After seven years of exile in Pakistan, Gul Agha Shirzai, the former governor of Kandahar, has, with American military support, resumed his old post. A strong defender of Zahir Shah, the former king, Shirzai commands respect from his troops, and many Pashtuns, for his reputation of cruelty. He is rumored to have threatened to shoot any soldier who did not remain alongside him during the advance on Kandahar, and has reportedly punched some of his soldiers during sporadic temper tantrums.

Shirzai has also been in the spotlight recently for his escalating feud with Tajik warlord Ismael Khan over the perceived harassment and imprisonment of Pashtun traders in Herat province, Ismael Khan's close ties to Iran, and security on the highway between Kandahar and Herat. The spat threatened to develop into a bloody battle at one point, as one of Gul Agha's security advisers claimed to be rounding up 20,000 troops to attack Herat. But he appears to have picked up some lessons in diplomacy along with his new title, opting finally to send a peaceful delegation to Herat instead. NEWSWEEK's Babak Dehghanpisheh met with Shirzai in Quetta, where the governor was shopping for new furnishings for his house in Kandahar.

NEWSWEEK: You recently sent a delegation to Herat to discuss the harassment and imprisonment of Pashtun traders and Ismael Khan's ties to Iran. How did the meeting go?

Gul Agha Shirzai: The meeting wasn't negative or positive. Ismael Khan answered our questions and said he would also have a discussion with Hamid Karzai.

So your differences with Ismael Khan have been resolved?

No, there are still problems. I spoke with the Iranian ambassador in Kabul. I told him his people are in Herat and they're giving inappropriate aid like money and weapons [to Khan]. He said he didn't know anything about these activities. This kind of aid has to be coordinated through the central government. What the Iranians are doing is meddling. Serious meddling.

Do you have any proof that Iran has been giving weapons to Ismael Khan?

Kalashnikovs were brought to Herat. They [Ismael Khan's representatives] say, 'We've got our own customs office. We've got money. We bought these weapons.' What are they doing? The central government should be the one buying weapons. Ismael Khan doesn't have the right to purchase weapons. It's not his responsibility. The central government has the sole responsibility for purchasing and distributing material.

There are rumors of Iranian military personnel in Herat.

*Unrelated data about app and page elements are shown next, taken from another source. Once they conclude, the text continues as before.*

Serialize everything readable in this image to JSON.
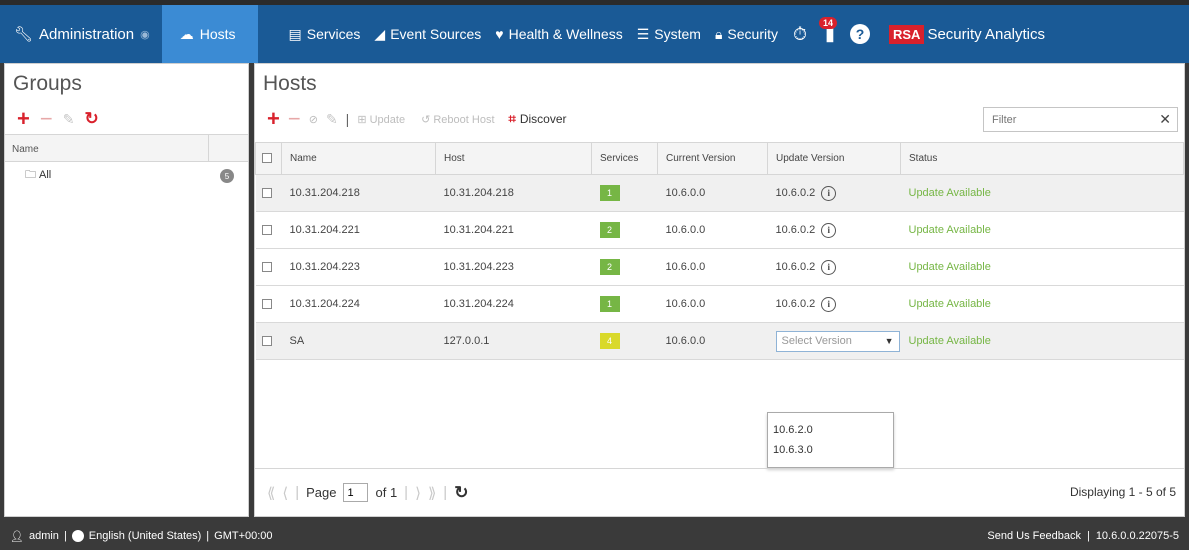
{
  "nav": {
    "admin_label": "Administration",
    "hosts_label": "Hosts",
    "services_label": "Services",
    "event_sources_label": "Event Sources",
    "health_label": "Health & Wellness",
    "system_label": "System",
    "security_label": "Security",
    "notification_count": "14",
    "rsa_logo": "RSA",
    "brand": "Security Analytics"
  },
  "groups": {
    "title": "Groups",
    "column_name": "Name",
    "items": [
      {
        "label": "All",
        "count": "5"
      }
    ]
  },
  "hosts": {
    "title": "Hosts",
    "toolbar": {
      "update_label": "Update",
      "reboot_label": "Reboot Host",
      "discover_label": "Discover",
      "filter_placeholder": "Filter"
    },
    "columns": [
      "Name",
      "Host",
      "Services",
      "Current Version",
      "Update Version",
      "Status"
    ],
    "rows": [
      {
        "name": "10.31.204.218",
        "host": "10.31.204.218",
        "services": "1",
        "current": "10.6.0.0",
        "update": "10.6.0.2",
        "status": "Update Available"
      },
      {
        "name": "10.31.204.221",
        "host": "10.31.204.221",
        "services": "2",
        "current": "10.6.0.0",
        "update": "10.6.0.2",
        "status": "Update Available"
      },
      {
        "name": "10.31.204.223",
        "host": "10.31.204.223",
        "services": "2",
        "current": "10.6.0.0",
        "update": "10.6.0.2",
        "status": "Update Available"
      },
      {
        "name": "10.31.204.224",
        "host": "10.31.204.224",
        "services": "1",
        "current": "10.6.0.0",
        "update": "10.6.0.2",
        "status": "Update Available"
      },
      {
        "name": "SA",
        "host": "127.0.0.1",
        "services": "4",
        "current": "10.6.0.0",
        "update_select_placeholder": "Select Version",
        "status": "Update Available"
      }
    ],
    "version_options": [
      "10.6.2.0",
      "10.6.3.0"
    ],
    "pager": {
      "page_label": "Page",
      "page_value": "1",
      "of_label": "of 1",
      "display_text": "Displaying 1 - 5 of 5"
    }
  },
  "footer": {
    "user": "admin",
    "language": "English (United States)",
    "timezone": "GMT+00:00",
    "feedback": "Send Us Feedback",
    "version": "10.6.0.0.22075-5"
  },
  "colors": {
    "nav_bg": "#1a5a96",
    "nav_active": "#3b8bd4",
    "services_green": "#76b645",
    "services_yellow": "#d9d92a",
    "status_green": "#76b645",
    "accent_red": "#d9212c"
  }
}
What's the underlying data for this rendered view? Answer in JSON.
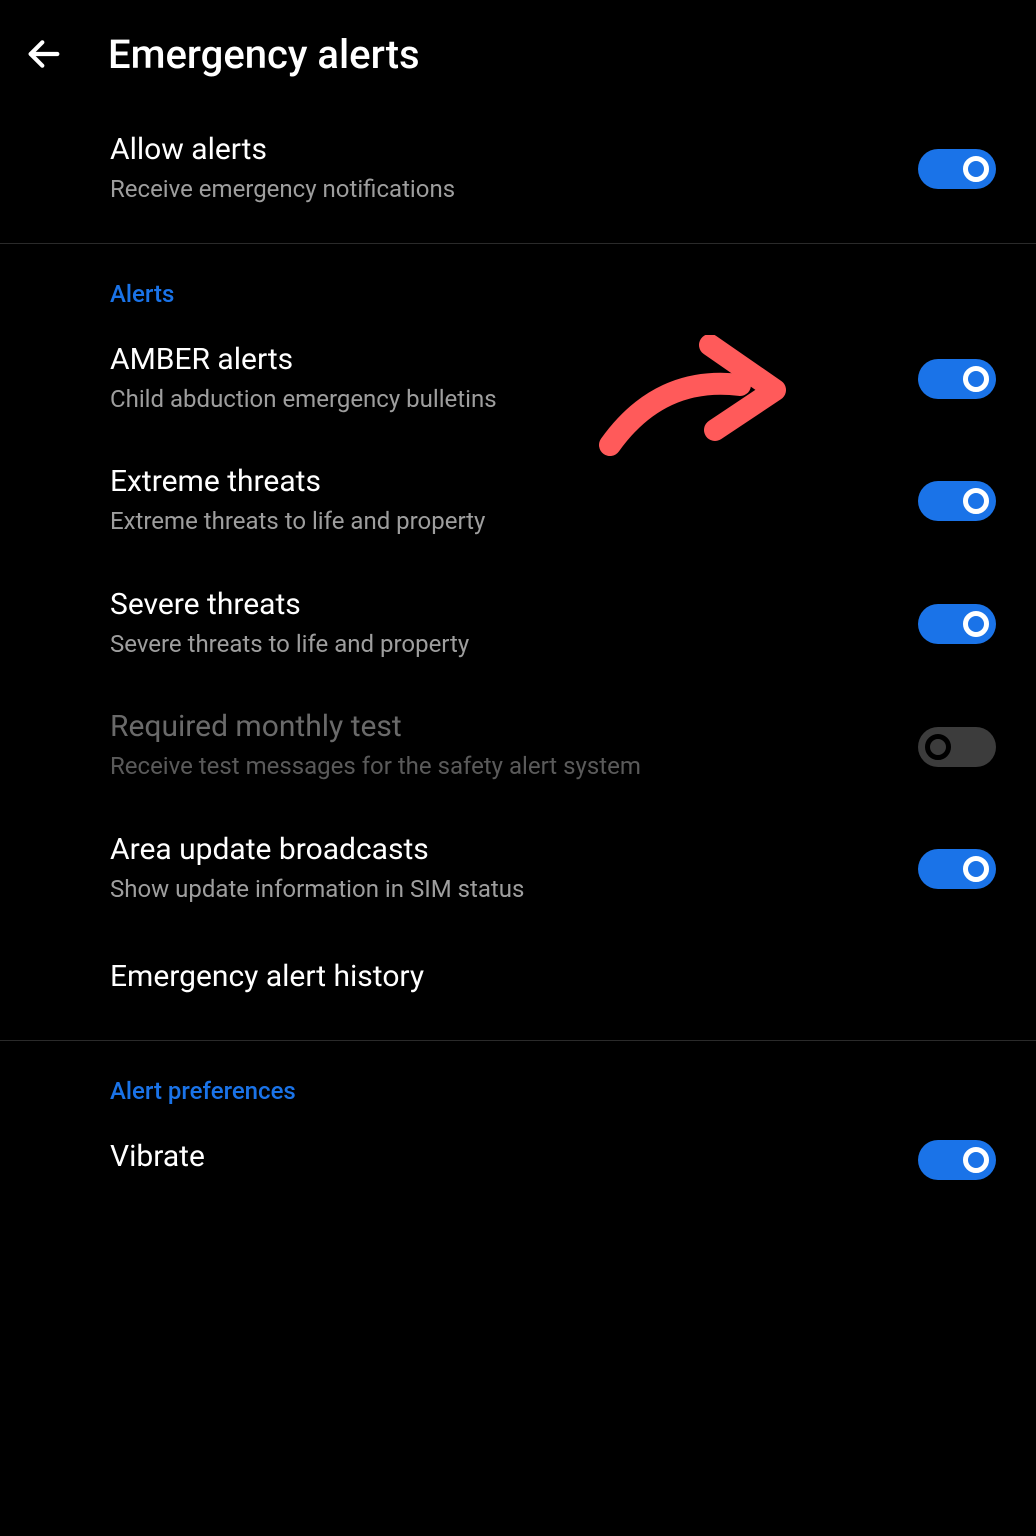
{
  "header": {
    "title": "Emergency alerts"
  },
  "allow_alerts": {
    "title": "Allow alerts",
    "subtitle": "Receive emergency notifications",
    "enabled": true
  },
  "sections": {
    "alerts": {
      "header": "Alerts",
      "items": [
        {
          "id": "amber",
          "title": "AMBER alerts",
          "subtitle": "Child abduction emergency bulletins",
          "toggle": "on",
          "disabled": false
        },
        {
          "id": "extreme",
          "title": "Extreme threats",
          "subtitle": "Extreme threats to life and property",
          "toggle": "on",
          "disabled": false
        },
        {
          "id": "severe",
          "title": "Severe threats",
          "subtitle": "Severe threats to life and property",
          "toggle": "on",
          "disabled": false
        },
        {
          "id": "monthly_test",
          "title": "Required monthly test",
          "subtitle": "Receive test messages for the safety alert system",
          "toggle": "off",
          "disabled": true
        },
        {
          "id": "area_broadcasts",
          "title": "Area update broadcasts",
          "subtitle": "Show update information in SIM status",
          "toggle": "on",
          "disabled": false
        },
        {
          "id": "history",
          "title": "Emergency alert history",
          "subtitle": null,
          "toggle": null,
          "disabled": false
        }
      ]
    },
    "preferences": {
      "header": "Alert preferences",
      "items": [
        {
          "id": "vibrate",
          "title": "Vibrate",
          "subtitle": null,
          "toggle": "on",
          "disabled": false
        }
      ]
    }
  },
  "annotation": {
    "type": "arrow",
    "color": "#ff5a5a",
    "target": "amber-alerts-toggle"
  }
}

They're trying to spread their influence. They're also in Farah and Helmand province. About 120 Americans from the base at Kandahar airport went to Herat. We've also sent some of our own people to Helmand to collect information. The Iranian ambassador said he would to talk to President Khatami to solve this problem. But why are they doing these things? They're a proper government. Why don't they have information about these activities?

Do you think Iran is trying to get the United States military out of Afghanistan?

There's historical animosity between the two countries. But nothing will get solved this way. There has to be dialogue to solve these problems.

What are your thoughts on the American military attack in Urozgan in which 19 people were killed and 27 villagers taken prisoner were later released with an apology from the U.S. military?"

It was a mistake. One group accused another of being Al Qaeda. There was a dispute between two groups in the region. But none of our men were there. There were no military representatives from Kandahar. I talked to Col. [Tommy] Franks and said, 'In order to prevent mistakes in the future you should have our men with you.' Insha' allah, ["by the will of God"] these mistakes won't happen again in the future.

Hamid Karzai recently appointed Taj Mohammad Wardak as the new governor of Paktia province because the former governor, Padshah Khan Zadran, tried to take power by force. What do you think of the new appointment?

Padshah Khan is an immoral man. He had no right to do what he did. I told the interim administration not to let him go into Gardez [the capital of Paktia province] by force, that it would create problems. But he said 'no, we're taking Gardez by force.' So he went and people were killed unnecessarily. But the problem has been solved now.

A complete ban on the cultivation, production and trafficking of narcotics was recently announced by the interim administration. Do you have any plans to destroy the poppy fields in Helmand or Kandahar?

The United Nations has pledged to help us. We will work with them with full support. It's our Islamic duty.